There's two poetry collections from the library, Alice Oswald's Woods etc, and Carol Ann Duffy's The Bees. I particularly like Oswald's work ('Dart' is fantastic) and I've meaning to read more of Duffy for quite some time, since I only really know her collection 'The World's Wife', which I enjoyed immensely.

And I found a copy of WB Yeats' Fairy Tales of Ireland, which I think is really intended for children, but I couldn't resist it because I love Yeats, fairy tales, and Ireland, so it seems a perfect combination, and it was only 99p, in a charity shop, and I can post it for my  Irish reading challenge.

Finally, the make-over of Elder Daughter's Room to provide us with a book/needlework/music room is proceeding very slowly indeed, and there are lots of things in little heaps all over the flower, which is not what we had in mind at all. The idea, says The Man Of The House, is to put things in boxes, and to put the boxes of shelves, and perhaps I should stop reading and put things away, especially the books. And in case you're wondering what's with the pictures, I was experimenting, somewhat unsuccessfully, and now I can't get them back the way they were to start with.


  1. With such a good reading list Christine, I think I'd struggle to give too much attention to the room make-over.

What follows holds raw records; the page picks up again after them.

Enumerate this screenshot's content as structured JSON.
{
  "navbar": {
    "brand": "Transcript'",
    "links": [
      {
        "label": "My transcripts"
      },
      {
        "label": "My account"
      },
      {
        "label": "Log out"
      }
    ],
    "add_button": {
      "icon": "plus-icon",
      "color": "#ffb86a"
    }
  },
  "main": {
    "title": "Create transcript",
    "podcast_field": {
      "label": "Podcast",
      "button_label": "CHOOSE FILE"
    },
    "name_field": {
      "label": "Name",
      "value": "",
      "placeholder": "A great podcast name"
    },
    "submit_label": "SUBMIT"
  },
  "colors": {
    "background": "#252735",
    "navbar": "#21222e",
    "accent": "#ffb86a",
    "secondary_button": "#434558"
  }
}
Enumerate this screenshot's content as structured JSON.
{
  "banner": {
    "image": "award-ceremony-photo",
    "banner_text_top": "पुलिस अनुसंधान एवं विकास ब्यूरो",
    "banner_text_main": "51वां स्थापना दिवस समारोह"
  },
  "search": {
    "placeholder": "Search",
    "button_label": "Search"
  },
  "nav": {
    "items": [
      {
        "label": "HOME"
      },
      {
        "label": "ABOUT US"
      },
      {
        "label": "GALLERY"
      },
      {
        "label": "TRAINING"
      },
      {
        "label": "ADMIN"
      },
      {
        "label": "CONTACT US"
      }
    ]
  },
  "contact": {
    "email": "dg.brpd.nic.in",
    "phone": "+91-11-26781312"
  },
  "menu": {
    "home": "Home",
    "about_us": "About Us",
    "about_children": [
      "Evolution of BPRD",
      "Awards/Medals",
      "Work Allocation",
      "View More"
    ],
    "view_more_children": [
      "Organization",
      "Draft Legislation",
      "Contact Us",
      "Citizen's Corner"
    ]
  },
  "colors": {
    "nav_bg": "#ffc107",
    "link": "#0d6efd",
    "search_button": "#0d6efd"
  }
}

    'Love Among the Butterflies' sounds particularly intriguing. I look forward to reading more about that one.

    1. Karen, I suspect we'd struggle with the room make-over even without my books and his music! 'Love Among the Butterflies' looks fascinating. I love these intrepid Victorian women who asserted their independence and trekked off to to far-flung corners of the globe, often living in really primitive conditions, and never seemed to bat an eyelid at anything they encountered.

  2. That is a lovely selection of books. 'Love Among the Butterflies' has been waiting on my bedside table for a while, and a do hope you fing time for 'Without My Cloak.' It's a long time since I read it, but I remember that it was how I discovered Kate O'Brien's books that I writing, and that I utterly smitten.

  3. I think the pictures are cute. This is the way all of the old albums looked.
    I haven't heard of most of the books, so shall be interested in your thoughts.
    I love To The Lighthouse. I reread it eight years ago (time to read it again) and jotted these notes:

    'Wonderful writing. I couldn't ask for anything better! Fascinating way of telling a story. The first part is the family life on vacation at a summer house, the second part is time passing - deaths of people, gradual decline of the house and garden, and the third part is of the family ten years later. Achingly beautiful book.'

    1. Nan, that's exactly what I was trying to achieve! Perhaps they just need a bit of tweaking, or to be placed on a coloured background, or maybe lose the border.

      I'll report back on To the Lighthouse - I'm going to start it next week, and take it slowly.

  4. Hi. I've found my way here via Margaret at Booksplease and see that we share similar reading tastes. I've added you to my feed read so I can see what books you're reading and writing about. I love Rose Macaulay--just discovered her last year. I am also reading more Canadian authors this year and joined up the same reading challenge so will be looking forward to seeing which books you choose as well!

  5. Thank you Danielle - I've now added your's to mine, so we can compare our progress.